Cape Otway
Cape Otway is a cape in south Victoria, Australia on the Great Ocean Road; much of the area is enclosed in the Otway National Park.

History
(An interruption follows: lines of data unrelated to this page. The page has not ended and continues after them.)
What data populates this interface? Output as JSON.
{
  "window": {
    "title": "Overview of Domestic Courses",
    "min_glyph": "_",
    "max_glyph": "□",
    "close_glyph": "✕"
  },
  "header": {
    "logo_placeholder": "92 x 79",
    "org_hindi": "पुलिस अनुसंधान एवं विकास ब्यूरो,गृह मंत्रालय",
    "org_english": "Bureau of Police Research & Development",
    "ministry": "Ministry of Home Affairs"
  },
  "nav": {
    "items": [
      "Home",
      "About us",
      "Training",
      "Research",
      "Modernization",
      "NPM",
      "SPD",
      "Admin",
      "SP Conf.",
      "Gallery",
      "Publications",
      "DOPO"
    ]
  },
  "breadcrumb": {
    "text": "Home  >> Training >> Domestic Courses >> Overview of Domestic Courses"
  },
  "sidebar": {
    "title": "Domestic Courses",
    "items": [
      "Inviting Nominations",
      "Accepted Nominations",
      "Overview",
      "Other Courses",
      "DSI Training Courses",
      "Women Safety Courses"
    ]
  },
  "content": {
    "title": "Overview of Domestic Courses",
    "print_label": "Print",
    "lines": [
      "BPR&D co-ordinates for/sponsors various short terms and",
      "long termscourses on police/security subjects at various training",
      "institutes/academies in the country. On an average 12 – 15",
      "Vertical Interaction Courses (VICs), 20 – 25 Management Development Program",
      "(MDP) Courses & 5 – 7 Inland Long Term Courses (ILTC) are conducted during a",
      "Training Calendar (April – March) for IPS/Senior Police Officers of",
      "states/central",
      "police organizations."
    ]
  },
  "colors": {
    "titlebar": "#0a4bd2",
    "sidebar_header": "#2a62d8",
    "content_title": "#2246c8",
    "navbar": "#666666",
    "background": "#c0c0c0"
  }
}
Cape Otway was originally inhabited by the Gadubanud people; evidence of their campsites is contained in the middens throughout the region. The Cape was discovered by Europeans when Lieutenant James Grant surveyed the Victorian coast in the Lady Nelson . The government reserved the tip of the cape as the site for a lighthouse. Access to the site was difficult, it was eventually reached overland and construction of the Cape Otway Lightstation began in 1846 from stone quarried at the Parker River. The light was first lit in 1848 using a first order Fresnel lens; it was the second lighthouse completed on mainland Australia and it remains the oldest surviving lighthouse in mainland Australia. It was decommissioned in January 1994 after being the longest continuous operating light on the Australian mainland. At the keeper's cottages of Apollo Bay, accommodation is available in two double studios or in the head keeper's cottage that will sleep groups ranging from two to sixteen people. A telegraph station was added to the site when Tasmania was connected to the mainland by a submarine telegraph line from Cape Otway to Launceston in 1859. Parts of the Cape were also open to free settlers. Eight ships were wrecked along the coast of Cape Otway. These included the Marie (1851), Sacramento (1853), Shomberg (1856), Loch Ard (1878), Joseph H. Scammell (May 1891), Fiji (September 1891) and the Casino in 1932. The first American vessel sunk during World War II, the SS City of Rayville, was also sunk off the Cape by a German mine. Following this, the Americans built a radar bunker on the cape in 1942; it is now open to the public. The lightstation was decommissioned in January 1994 after being the longest continuous operating light on the Australian mainland. It has been replaced by a low powered solar light in front of the original tower whose focal plane is at 73 m above sea level. Its light characteristic is three white flashes every 18 seconds.